▸ ABOUT THIS TASK: The required result is each line of the entries below containing the string "value".

▸ DATA LISTING:

◇ ◇ ◇ ◇

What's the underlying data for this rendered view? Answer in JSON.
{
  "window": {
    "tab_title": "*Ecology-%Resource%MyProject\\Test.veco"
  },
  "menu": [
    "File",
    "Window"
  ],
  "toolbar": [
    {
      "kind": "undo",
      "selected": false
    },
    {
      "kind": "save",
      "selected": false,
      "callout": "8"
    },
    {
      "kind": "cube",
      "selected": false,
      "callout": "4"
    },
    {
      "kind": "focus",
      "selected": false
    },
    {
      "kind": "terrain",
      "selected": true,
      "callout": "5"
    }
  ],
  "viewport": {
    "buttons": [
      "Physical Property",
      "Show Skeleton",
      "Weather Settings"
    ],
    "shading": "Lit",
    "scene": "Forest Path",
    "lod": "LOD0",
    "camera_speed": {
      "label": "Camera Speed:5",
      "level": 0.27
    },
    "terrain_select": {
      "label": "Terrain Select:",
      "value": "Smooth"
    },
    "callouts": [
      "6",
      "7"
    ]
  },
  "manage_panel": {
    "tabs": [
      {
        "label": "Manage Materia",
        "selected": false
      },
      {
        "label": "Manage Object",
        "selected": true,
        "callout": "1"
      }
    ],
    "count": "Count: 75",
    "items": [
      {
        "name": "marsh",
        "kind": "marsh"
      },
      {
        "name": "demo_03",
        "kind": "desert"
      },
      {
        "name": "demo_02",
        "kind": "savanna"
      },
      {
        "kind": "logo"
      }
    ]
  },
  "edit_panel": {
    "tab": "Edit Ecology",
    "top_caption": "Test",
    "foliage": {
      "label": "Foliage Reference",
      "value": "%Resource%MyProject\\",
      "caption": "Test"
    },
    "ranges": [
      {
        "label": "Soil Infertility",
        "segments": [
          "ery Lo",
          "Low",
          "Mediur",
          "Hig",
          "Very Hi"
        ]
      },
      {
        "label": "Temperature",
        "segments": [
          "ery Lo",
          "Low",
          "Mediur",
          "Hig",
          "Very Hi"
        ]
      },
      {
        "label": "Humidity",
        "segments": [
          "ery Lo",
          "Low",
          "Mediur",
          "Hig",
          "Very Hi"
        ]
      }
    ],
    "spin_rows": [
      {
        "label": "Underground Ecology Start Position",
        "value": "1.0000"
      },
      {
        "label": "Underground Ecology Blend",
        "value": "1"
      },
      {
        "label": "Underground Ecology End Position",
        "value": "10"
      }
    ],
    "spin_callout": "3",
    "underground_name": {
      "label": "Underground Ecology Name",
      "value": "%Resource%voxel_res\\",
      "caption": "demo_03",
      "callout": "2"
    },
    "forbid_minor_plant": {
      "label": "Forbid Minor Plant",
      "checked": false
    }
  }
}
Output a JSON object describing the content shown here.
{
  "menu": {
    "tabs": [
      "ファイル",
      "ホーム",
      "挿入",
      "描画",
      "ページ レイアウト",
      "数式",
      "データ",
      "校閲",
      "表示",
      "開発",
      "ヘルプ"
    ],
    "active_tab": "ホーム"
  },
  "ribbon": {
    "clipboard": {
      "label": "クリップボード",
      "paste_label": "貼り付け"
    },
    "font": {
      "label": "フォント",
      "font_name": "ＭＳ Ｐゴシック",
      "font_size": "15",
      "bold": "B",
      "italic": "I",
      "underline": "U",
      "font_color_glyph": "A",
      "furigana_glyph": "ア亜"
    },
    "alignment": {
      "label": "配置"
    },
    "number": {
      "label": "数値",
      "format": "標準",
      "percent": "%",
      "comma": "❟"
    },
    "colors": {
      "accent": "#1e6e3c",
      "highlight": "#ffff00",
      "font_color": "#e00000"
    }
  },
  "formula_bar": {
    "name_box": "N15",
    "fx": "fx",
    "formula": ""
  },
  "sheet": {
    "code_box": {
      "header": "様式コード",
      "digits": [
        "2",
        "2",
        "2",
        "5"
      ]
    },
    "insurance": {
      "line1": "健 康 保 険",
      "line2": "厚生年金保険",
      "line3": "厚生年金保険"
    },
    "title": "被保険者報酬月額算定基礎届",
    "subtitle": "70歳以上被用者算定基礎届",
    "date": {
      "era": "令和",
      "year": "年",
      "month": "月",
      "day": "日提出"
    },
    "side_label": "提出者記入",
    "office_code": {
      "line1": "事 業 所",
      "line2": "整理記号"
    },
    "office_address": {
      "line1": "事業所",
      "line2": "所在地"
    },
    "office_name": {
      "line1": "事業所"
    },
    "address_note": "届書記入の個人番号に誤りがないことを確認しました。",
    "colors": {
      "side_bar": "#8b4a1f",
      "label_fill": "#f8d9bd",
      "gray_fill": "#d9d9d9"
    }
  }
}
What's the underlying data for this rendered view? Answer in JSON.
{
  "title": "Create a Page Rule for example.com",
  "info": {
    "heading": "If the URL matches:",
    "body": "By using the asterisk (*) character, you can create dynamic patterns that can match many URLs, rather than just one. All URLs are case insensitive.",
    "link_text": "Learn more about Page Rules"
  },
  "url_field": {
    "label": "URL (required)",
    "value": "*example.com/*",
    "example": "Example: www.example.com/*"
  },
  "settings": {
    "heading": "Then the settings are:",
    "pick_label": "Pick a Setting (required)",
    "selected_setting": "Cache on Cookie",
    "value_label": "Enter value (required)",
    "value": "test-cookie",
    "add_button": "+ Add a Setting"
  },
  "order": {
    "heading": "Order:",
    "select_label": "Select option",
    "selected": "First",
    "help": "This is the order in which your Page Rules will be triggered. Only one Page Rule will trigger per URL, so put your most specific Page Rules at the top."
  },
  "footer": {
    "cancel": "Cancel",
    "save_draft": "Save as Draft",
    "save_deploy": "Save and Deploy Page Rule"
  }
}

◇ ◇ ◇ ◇

▸ ANSWER BELOW:
      "value": "Smooth"
      "value": "%Resource%MyProject\\",
        "value": "1.0000"
        "value": "1"
        "value": "10"
      "value": "%Resource%voxel_res\\",
    "value": "*example.com/*",
    "value_label": "Enter value (required)",
    "value": "test-cookie",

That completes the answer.